If you work in a Local Government, a private company collecting environmental data, in building management looking at building energy performance, in campus or workcamp management, etc., you would have heard in the last 4-5 years a lot of talk about various ways of transmitting this data as inexpensive as possible.

Data transmission is based on a network of some sort which allows the sensors to send their measurements to an end point, a platform of some sort. In a previous article, we have discussed platforms. You can read more about it by following this link : What is an IoT Platform ?

Usually the networks used are the well known cellular 4G and 5G, newer NB-IOT, CAT-M1, LoRaWAN and even Wi-Fi. One network stands out as one of the preferred networks for commercial and also for experiments: LoRaWAN networks.

These networks don’t have to be big. A single gateway can provide enough radio coverage for quite a few sensors. But a network is NOT just the radio transmitter and the gateway.

First, what forms a LoRaWAN Network ?

A LoRaWAN network is formed of two layers:

  1. The hardware layer – LoRa gateways, LoRa enabled sensor hardware (please note the use of “LoRa”, it is not a mistake).  LoRa (not to be confused with LORaWAN, is the radio technology. It means Long Range and it uses chirp modulation for the radio signal. Chirp modulation is not new and has been used in radars and other applications for a very long time.
  2. The software layer – LoRaWAN protocols in devices, LoRaWAN servers. In simple terms, the protocol is the set of rules that the software running inside the devices has to follow in order to compress and encrypt the data. The server is the central point for a LoRaWAN deployment. All gateways and devices have to report to the LoRaWAN server before the data can be used in other end points.

We will perhaps approach the entire architecture of a LoRaWAN based project in a future article.

For now, let’s focus on the question in the title: public or private ?

Public LoRaWAN Networks

Public LoRaWAN networks are those who allow pretty much anyone to connect a gateway and sensors and get some data. Usually public networks are free of charge, albeit they have some limitations. A very well known example of a public network is The Things Network (or TTN for short).  This is a collection of servers around the world which provide access and all the services required for someone to collect and display data. Any school, private individual, organisation, etc. can  purchase hardware from a retailer and then use it in on TTN to get data.

There are obvious reasons why this approach is very popular. The Things Network has enabled thousands of people an organisations around the world to get into the data collection using new, relatively inexpensive technologies.

The Things Network is not the only one. There are new networks popping up such as Helium. TTN is, however, the best known and most popular, for now.

Using public LoRaWAN networks comes with limitations and risks though.  A public network is a free for all solution which can present instability, many unexpected and unscheduled downtimes, slow response to faults, delays in data transmission due to routing through many servers, etc. There is not one single point of contact if data flow is interrupted and the user relies on someone rebooting or monitoring a server which otherwise brings no revenue.

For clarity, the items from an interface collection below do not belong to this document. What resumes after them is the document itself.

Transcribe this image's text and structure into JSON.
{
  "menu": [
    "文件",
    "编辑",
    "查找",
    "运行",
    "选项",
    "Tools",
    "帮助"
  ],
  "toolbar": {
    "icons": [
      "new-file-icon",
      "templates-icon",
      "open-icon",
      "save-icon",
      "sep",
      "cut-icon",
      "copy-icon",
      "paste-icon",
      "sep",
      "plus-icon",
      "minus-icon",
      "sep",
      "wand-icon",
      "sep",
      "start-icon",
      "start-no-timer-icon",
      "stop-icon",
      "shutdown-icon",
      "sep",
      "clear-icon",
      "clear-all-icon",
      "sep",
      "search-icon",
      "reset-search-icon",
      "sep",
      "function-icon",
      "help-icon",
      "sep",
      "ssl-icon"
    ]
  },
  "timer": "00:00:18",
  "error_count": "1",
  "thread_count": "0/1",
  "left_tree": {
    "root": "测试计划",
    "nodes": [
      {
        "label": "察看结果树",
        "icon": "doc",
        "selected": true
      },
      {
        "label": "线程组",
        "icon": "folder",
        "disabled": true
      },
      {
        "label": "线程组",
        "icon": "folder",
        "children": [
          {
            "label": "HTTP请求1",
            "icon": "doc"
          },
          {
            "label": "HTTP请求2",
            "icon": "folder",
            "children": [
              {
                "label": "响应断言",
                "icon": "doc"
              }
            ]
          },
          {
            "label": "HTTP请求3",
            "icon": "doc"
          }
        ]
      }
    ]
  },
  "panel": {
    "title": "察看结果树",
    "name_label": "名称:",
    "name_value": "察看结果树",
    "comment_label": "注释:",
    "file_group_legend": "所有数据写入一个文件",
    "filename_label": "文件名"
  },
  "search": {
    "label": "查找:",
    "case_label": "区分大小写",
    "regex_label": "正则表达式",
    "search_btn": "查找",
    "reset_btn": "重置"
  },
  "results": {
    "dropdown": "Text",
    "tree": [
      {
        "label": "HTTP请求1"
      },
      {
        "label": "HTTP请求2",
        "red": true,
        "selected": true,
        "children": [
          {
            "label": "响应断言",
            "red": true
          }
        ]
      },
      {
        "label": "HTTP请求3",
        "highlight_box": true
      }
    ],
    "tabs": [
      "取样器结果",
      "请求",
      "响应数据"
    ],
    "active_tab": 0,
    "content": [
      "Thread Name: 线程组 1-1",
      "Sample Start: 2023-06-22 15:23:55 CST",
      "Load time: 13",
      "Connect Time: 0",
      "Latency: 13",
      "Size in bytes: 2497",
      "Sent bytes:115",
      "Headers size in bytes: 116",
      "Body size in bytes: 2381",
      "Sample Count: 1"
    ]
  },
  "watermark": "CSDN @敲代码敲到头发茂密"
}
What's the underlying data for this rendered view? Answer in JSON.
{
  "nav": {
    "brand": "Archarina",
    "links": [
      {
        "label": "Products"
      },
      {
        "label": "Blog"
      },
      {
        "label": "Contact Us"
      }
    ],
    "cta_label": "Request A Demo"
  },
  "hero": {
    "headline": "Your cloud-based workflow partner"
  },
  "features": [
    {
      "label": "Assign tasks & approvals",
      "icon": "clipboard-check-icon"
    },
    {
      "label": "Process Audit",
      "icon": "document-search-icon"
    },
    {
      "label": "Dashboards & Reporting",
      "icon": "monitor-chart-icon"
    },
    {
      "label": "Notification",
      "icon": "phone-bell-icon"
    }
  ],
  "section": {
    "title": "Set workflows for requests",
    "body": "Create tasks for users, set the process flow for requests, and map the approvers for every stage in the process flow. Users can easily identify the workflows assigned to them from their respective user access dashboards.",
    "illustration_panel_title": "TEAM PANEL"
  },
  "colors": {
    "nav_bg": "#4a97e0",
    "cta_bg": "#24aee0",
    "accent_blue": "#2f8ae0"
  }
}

LoRaWAN servers  (which handle all the authentication and security of the devices and communication) are hosted in various countries and the integrator has no control over the data routing. This affects data sovereignty. Public LoRaWAN networks are a bit like a public Wi-Fi. They are very convenient but you wouldn’t build your business network and base your normal communication on the free Wi-Fi of the neighbouring coffee shop.

Private LoRaWAN Networks

On the other side, you have private LoRaWAN networks. These are solutions packaged and tightly controlled and managed by a single organisation.

Everything deployed in a private network is part of a closed system. This means that the general public does not have access to registering devices, gateways, collecting data, etc. Private LoRaWAN networks are a lot more stable, have excellent performance monitoring capabilities. A private network gives full control to the customer of who is using the network and how the data is handled. The chain of data ( sensor, gateway, server and even to the dashboard ) is  a closed eco-system with complete autonomy form public influence.

These private deployments are not usually used for experiments or development.

A private LoRaWAN network is not necessarily hosted on customer’s site. Private deployments can be site-hosted or cloud hosted. As we have outlined in another article, the hosting has to be resilient, secure, sovereign. Private networks are not free. There are many pricing models from per-byte costing to pools of devices to one-off cost. it all depends on the design, use and the customer’s preference.

SimplyCity has developed such a solution under the name of SimplyNet. The servers used to enroll devices, authenticate and secure the transmissions are all under one banner, all located in Australian based servers. The enrollment of devices is tightly controlled in partnership with the customers using the network and access is restricted to very few individuals with special training.

Working with a private network ensures excellent uptime, security, data sovereignty, data ownership.  Obviously this is not a free solution but it is the right path for a commercial deployment.